**Dataset records**
--- START ---
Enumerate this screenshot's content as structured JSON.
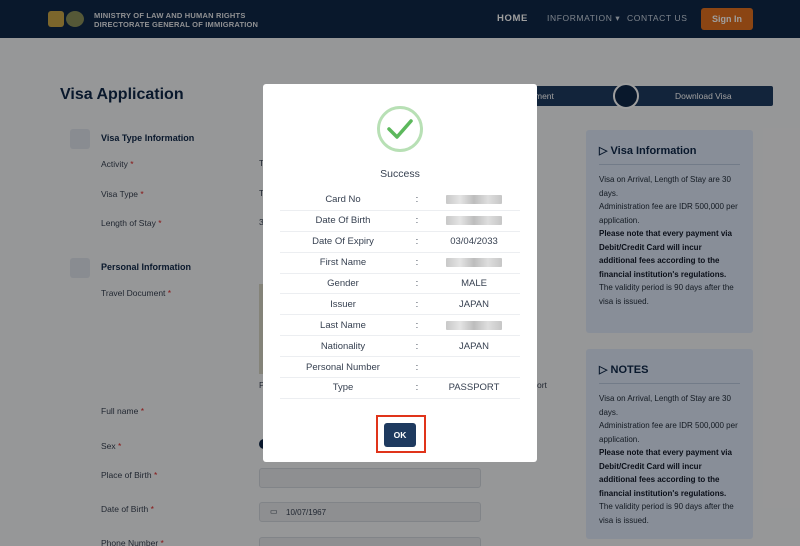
{
  "header": {
    "org_line1": "MINISTRY OF LAW AND HUMAN RIGHTS",
    "org_line2": "DIRECTORATE GENERAL OF IMMIGRATION",
    "nav_home": "HOME",
    "nav_information": "INFORMATION",
    "nav_contact": "CONTACT US",
    "signin_label": "Sign In"
  },
  "page": {
    "title": "Visa Application",
    "steps": {
      "step_partial": "ment",
      "step_download": "Download Visa"
    },
    "visa_section": {
      "heading": "Visa Type Information",
      "labels": [
        "Activity",
        "Visa Type",
        "Length of Stay"
      ],
      "value_stubs": [
        "T",
        "T",
        "3"
      ]
    },
    "personal_section": {
      "heading": "Personal Information",
      "travel_document_label": "Travel Document",
      "stub_p": "P",
      "stub_ort": "ort",
      "labels": [
        "Full name",
        "Sex",
        "Place of Birth",
        "Date of Birth",
        "Phone Number"
      ],
      "dob_value": "10/07/1967"
    },
    "required_mark": "*"
  },
  "sidebar": {
    "visa_info": {
      "title": "Visa Information",
      "line1": "Visa on Arrival, Length of Stay are 30 days.",
      "line2": "Administration fee are IDR 500,000 per application.",
      "bold": "Please note that every payment via Debit/Credit Card will incur additional fees according to the financial institution's regulations.",
      "line3": "The validity period is 90 days after the visa is issued."
    },
    "notes": {
      "title": "NOTES",
      "line1": "Visa on Arrival, Length of Stay are 30 days.",
      "line2": "Administration fee are IDR 500,000 per application.",
      "bold": "Please note that every payment via Debit/Credit Card will incur additional fees according to the financial institution's regulations.",
      "line3": "The validity period is 90 days after the visa is issued."
    }
  },
  "modal": {
    "status": "Success",
    "separator": ":",
    "rows": [
      {
        "key": "Card No",
        "value": "",
        "redacted": true
      },
      {
        "key": "Date Of Birth",
        "value": "",
        "redacted": true
      },
      {
        "key": "Date Of Expiry",
        "value": "03/04/2033",
        "redacted": false
      },
      {
        "key": "First Name",
        "value": "",
        "redacted": true
      },
      {
        "key": "Gender",
        "value": "MALE",
        "redacted": false
      },
      {
        "key": "Issuer",
        "value": "JAPAN",
        "redacted": false
      },
      {
        "key": "Last Name",
        "value": "",
        "redacted": true
      },
      {
        "key": "Nationality",
        "value": "JAPAN",
        "redacted": false
      },
      {
        "key": "Personal Number",
        "value": "",
        "redacted": false
      },
      {
        "key": "Type",
        "value": "PASSPORT",
        "redacted": false
      }
    ],
    "ok_label": "OK"
  },
  "colors": {
    "navy": "#0f2748",
    "accent": "#e0701f",
    "success_green": "#5cb85c",
    "highlight_red": "#e0341a"
  }
}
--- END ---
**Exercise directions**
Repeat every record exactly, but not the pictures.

**Output for this exercise**
Enumerate this screenshot's content as structured JSON.
{
  "header": {
    "org_line1": "MINISTRY OF LAW AND HUMAN RIGHTS",
    "org_line2": "DIRECTORATE GENERAL OF IMMIGRATION",
    "nav_home": "HOME",
    "nav_information": "INFORMATION",
    "nav_contact": "CONTACT US",
    "signin_label": "Sign In"
  },
  "page": {
    "title": "Visa Application",
    "steps": {
      "step_partial": "ment",
      "step_download": "Download Visa"
    },
    "visa_section": {
      "heading": "Visa Type Information",
      "labels": [
        "Activity",
        "Visa Type",
        "Length of Stay"
      ],
      "value_stubs": [
        "T",
        "T",
        "3"
      ]
    },
    "personal_section": {
      "heading": "Personal Information",
      "travel_document_label": "Travel Document",
      "stub_p": "P",
      "stub_ort": "ort",
      "labels": [
        "Full name",
        "Sex",
        "Place of Birth",
        "Date of Birth",
        "Phone Number"
      ],
      "dob_value": "10/07/1967"
    },
    "required_mark": "*"
  },
  "sidebar": {
    "visa_info": {
      "title": "Visa Information",
      "line1": "Visa on Arrival, Length of Stay are 30 days.",
      "line2": "Administration fee are IDR 500,000 per application.",
      "bold": "Please note that every payment via Debit/Credit Card will incur additional fees according to the financial institution's regulations.",
      "line3": "The validity period is 90 days after the visa is issued."
    },
    "notes": {
      "title": "NOTES",
      "line1": "Visa on Arrival, Length of Stay are 30 days.",
      "line2": "Administration fee are IDR 500,000 per application.",
      "bold": "Please note that every payment via Debit/Credit Card will incur additional fees according to the financial institution's regulations.",
      "line3": "The validity period is 90 days after the visa is issued."
    }
  },
  "modal": {
    "status": "Success",
    "separator": ":",
    "rows": [
      {
        "key": "Card No",
        "value": "",
        "redacted": true
      },
      {
        "key": "Date Of Birth",
        "value": "",
        "redacted": true
      },
      {
        "key": "Date Of Expiry",
        "value": "03/04/2033",
        "redacted": false
      },
      {
        "key": "First Name",
        "value": "",
        "redacted": true
      },
      {
        "key": "Gender",
        "value": "MALE",
        "redacted": false
      },
      {
        "key": "Issuer",
        "value": "JAPAN",
        "redacted": false
      },
      {
        "key": "Last Name",
        "value": "",
        "redacted": true
      },
      {
        "key": "Nationality",
        "value": "JAPAN",
        "redacted": false
      },
      {
        "key": "Personal Number",
        "value": "",
        "redacted": false
      },
      {
        "key": "Type",
        "value": "PASSPORT",
        "redacted": false
      }
    ],
    "ok_label": "OK"
  },
  "colors": {
    "navy": "#0f2748",
    "accent": "#e0701f",
    "success_green": "#5cb85c",
    "highlight_red": "#e0341a"
  }
}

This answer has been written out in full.